* **Aim of the exercise**
For the listing that follows, report how many lines contain the string "secondary", giving the number alone.

* **Listed entries**
- Opening Delimiter -

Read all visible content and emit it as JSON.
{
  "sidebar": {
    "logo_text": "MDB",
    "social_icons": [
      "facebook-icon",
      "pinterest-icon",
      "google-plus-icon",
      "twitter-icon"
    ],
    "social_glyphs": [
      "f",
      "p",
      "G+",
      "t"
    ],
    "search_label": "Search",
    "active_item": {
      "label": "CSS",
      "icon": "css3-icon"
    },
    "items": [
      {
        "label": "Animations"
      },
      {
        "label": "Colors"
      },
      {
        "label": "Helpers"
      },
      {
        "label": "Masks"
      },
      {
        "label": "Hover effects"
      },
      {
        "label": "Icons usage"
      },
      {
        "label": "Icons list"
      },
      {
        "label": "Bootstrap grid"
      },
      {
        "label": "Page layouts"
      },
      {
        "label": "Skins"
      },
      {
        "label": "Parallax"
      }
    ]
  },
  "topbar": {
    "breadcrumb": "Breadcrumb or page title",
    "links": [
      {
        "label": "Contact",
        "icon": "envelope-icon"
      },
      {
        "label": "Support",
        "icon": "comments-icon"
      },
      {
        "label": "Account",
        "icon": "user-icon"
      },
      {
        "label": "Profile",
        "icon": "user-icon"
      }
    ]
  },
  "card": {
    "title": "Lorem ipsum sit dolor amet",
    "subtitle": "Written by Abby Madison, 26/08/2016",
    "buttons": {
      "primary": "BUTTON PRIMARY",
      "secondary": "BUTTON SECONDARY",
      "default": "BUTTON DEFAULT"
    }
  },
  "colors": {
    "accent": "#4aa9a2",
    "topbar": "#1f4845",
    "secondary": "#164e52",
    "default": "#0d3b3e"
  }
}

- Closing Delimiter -

* **Answer to this problem**
2